TASK DETAILS — The lines you return should be those containing the string "flash", taken from the data below.

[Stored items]
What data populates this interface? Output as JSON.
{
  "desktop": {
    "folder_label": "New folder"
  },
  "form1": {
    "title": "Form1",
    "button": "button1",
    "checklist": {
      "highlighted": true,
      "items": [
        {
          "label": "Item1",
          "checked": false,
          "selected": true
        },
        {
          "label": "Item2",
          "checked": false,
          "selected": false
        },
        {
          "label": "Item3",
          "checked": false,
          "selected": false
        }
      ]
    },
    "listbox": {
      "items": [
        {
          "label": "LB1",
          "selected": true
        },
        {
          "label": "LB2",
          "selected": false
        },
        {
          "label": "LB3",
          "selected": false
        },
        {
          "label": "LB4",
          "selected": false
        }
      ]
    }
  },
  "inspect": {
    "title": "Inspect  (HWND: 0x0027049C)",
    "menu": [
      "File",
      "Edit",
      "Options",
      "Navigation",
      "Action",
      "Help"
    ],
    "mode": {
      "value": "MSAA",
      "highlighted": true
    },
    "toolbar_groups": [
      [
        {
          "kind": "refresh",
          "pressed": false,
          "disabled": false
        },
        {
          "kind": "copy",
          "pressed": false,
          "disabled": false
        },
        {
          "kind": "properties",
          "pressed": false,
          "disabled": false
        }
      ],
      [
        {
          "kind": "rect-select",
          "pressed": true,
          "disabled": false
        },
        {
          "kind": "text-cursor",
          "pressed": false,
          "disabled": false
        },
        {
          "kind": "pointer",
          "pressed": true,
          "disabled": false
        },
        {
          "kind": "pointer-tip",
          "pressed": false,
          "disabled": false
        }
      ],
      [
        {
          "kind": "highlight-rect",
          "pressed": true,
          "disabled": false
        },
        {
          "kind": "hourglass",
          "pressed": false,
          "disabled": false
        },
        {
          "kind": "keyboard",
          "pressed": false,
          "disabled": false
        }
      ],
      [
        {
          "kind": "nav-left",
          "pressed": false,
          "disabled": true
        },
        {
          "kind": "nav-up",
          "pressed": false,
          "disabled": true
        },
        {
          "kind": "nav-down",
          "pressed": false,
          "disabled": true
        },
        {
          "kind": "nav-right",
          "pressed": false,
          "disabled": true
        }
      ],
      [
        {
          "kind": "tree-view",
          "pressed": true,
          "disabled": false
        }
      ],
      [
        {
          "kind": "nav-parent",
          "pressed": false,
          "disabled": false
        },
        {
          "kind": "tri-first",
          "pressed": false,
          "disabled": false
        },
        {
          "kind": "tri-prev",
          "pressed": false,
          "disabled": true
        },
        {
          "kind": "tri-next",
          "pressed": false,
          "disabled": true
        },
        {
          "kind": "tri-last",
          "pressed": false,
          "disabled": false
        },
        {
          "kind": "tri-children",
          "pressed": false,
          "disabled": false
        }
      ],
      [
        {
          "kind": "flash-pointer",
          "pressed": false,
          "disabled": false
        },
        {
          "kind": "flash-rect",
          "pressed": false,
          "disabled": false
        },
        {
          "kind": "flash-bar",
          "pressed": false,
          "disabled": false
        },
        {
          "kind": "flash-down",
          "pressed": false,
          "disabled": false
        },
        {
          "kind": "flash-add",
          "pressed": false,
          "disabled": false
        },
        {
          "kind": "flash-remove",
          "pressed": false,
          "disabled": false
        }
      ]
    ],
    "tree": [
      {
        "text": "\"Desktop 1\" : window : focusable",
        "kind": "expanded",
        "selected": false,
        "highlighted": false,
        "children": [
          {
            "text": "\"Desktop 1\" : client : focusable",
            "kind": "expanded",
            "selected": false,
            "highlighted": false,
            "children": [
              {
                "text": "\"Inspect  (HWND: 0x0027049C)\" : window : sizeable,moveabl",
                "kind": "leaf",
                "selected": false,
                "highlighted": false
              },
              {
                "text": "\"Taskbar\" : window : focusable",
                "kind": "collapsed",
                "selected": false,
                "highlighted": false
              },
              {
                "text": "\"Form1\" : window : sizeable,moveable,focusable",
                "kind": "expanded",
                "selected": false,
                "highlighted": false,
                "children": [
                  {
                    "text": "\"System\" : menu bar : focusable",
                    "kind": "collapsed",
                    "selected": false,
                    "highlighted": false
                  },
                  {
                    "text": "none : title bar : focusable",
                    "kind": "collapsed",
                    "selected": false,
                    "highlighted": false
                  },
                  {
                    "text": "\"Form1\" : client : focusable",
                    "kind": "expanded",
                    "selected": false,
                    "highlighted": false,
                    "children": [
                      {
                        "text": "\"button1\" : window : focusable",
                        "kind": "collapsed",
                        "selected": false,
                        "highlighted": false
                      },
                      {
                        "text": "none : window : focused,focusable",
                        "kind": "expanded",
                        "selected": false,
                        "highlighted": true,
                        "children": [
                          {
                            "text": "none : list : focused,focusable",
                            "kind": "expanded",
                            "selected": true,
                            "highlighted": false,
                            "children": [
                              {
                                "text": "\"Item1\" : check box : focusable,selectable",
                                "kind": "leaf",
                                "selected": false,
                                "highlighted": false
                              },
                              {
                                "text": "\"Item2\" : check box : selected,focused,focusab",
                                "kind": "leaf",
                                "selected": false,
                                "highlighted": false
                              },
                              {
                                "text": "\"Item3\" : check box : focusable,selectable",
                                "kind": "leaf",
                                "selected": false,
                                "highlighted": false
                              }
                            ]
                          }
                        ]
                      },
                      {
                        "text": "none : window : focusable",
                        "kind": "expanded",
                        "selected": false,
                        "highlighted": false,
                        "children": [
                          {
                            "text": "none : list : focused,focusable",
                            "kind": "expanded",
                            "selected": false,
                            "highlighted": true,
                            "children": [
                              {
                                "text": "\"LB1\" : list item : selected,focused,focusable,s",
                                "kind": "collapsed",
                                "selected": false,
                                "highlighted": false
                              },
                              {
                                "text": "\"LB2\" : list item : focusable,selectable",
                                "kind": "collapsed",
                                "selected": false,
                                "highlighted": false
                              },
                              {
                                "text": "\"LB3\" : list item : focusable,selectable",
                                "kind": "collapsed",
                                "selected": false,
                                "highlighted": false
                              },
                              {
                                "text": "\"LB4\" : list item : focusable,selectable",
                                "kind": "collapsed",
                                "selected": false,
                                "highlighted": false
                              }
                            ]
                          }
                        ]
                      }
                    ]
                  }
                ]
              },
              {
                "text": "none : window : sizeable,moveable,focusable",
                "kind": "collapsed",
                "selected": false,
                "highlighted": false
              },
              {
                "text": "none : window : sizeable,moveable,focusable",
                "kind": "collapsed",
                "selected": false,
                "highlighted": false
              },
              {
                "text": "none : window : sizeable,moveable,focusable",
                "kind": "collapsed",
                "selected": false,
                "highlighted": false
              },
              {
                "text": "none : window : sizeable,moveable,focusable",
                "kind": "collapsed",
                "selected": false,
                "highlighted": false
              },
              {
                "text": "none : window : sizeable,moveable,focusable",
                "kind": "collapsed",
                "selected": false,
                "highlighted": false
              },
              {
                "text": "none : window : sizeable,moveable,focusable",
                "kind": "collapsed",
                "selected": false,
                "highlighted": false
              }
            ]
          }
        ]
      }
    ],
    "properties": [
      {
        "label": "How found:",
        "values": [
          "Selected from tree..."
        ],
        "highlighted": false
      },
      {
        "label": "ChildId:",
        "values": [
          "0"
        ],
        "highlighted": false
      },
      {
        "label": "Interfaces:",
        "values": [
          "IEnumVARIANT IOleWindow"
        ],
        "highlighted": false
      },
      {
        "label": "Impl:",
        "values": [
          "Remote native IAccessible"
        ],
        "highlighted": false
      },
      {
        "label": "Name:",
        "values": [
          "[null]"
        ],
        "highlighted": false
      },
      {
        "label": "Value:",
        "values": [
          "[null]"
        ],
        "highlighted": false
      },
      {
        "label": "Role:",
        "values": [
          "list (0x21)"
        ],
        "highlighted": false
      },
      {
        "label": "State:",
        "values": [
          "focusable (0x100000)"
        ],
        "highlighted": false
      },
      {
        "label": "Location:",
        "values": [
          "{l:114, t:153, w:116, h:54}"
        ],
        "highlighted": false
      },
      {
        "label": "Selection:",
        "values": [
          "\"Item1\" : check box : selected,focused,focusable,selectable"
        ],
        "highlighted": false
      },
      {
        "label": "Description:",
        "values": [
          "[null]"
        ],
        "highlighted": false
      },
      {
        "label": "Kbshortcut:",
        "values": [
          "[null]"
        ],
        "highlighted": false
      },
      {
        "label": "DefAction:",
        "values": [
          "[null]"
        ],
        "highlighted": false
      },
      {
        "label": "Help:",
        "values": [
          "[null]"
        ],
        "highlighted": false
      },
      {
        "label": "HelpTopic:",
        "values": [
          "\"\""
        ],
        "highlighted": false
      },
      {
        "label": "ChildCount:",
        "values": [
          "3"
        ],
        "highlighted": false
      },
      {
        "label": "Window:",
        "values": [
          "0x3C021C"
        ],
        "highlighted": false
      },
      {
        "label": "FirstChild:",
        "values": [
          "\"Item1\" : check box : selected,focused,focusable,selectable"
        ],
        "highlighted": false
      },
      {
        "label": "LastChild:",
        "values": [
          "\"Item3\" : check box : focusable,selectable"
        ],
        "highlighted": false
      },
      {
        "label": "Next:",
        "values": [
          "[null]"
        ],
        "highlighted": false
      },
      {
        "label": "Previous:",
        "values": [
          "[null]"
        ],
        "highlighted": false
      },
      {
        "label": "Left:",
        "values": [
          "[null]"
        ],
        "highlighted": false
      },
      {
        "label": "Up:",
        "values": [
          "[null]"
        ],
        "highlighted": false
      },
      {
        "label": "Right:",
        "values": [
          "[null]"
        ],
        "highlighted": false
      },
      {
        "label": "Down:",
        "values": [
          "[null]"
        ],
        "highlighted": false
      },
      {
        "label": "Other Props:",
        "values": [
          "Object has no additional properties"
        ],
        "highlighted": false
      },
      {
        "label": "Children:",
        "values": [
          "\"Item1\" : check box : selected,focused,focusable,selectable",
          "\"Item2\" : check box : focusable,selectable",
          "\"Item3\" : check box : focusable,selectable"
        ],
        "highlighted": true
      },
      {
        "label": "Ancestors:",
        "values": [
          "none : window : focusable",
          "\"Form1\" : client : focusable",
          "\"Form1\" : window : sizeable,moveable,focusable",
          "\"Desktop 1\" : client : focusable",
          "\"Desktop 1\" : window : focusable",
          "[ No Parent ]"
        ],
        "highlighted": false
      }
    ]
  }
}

SOLUTION BELOW —
          "kind": "flash-pointer",
          "kind": "flash-rect",
          "kind": "flash-bar",
          "kind": "flash-down",
          "kind": "flash-add",
          "kind": "flash-remove",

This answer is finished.